The Labor Code sets the minimum age of employment at 14 years of age and limits the amount and type of labor that can be performed by persons between the ages of 14 and 18. The Labor Code covers working conditions for those over the age of 16. The Ministry of Labor enforces the minimum age requirement through the courts. In rural areas, children continue to be rquired to assist their families in farm work.
e. Acceptable Conditions of Work
The minimum wage for all public sector workers over the age of 16 is approximately $35 (3,500 lek) per month, which is not sufficient to maintain a decent standard of living for a worker and family. Most workers must find second or part-time jobs to supplement their incomes or rely on remittances from family members residing abroad. The law guarantees social assistance (income support) and unemployment compensation. However, this is extremely limited, both in the numbers of unemployed who receive it and in the amount that they receive. The average monthly wage for workers in the public sector is approximately $100 (10,000 lek), an increase of around 60 percent over last year. No data are available for private sector wages, but they are perceived to be considerably higher than the public sector. A draft law was under consideration at the end of 1996 that would set a minimum wage for private sector employees.

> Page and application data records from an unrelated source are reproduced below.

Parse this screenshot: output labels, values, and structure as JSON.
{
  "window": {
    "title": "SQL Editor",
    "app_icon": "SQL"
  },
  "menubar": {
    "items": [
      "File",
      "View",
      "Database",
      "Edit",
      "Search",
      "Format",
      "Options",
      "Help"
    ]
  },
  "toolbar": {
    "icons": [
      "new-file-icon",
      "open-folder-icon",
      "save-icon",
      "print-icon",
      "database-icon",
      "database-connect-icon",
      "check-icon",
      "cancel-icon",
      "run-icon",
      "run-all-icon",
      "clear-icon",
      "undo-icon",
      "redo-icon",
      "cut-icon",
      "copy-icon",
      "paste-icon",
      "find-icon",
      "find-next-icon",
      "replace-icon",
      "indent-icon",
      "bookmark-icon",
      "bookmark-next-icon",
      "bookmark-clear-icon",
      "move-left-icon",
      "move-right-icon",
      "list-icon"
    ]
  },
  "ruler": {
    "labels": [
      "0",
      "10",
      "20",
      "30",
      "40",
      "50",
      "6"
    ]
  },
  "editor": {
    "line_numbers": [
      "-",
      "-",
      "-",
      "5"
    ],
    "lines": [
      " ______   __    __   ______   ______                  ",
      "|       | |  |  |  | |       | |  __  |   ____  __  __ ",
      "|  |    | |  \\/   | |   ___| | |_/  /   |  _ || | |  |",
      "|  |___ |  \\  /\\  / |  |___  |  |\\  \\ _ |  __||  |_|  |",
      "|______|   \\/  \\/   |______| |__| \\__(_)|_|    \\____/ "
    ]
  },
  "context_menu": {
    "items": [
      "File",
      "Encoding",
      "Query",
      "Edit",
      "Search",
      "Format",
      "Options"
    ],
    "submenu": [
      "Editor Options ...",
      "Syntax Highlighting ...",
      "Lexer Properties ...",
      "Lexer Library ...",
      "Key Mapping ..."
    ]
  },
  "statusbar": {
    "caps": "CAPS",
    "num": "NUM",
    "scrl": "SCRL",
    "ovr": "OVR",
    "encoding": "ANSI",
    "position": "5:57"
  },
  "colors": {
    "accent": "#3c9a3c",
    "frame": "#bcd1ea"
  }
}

Workers are limited by law to a 48-hour workweek, and many workers normally work 6 days a week; the Council of Ministers must approve exceptions. The Ministry of Labor enforces this law whenever possible. Women may not work at night in some professions, and pregnant women may not perform any night work.
The Government sets occupational health and safety standards but has limited funds to make improvements in the remaining state-owned industries; health and safety are generally very poor. The 1995 Labor Code spells out the obligations of employers and their employees with regard to workplace safety. The law, however, does not provide specific protection to workers who choose to leave the workplace for fear of hazardous conditions.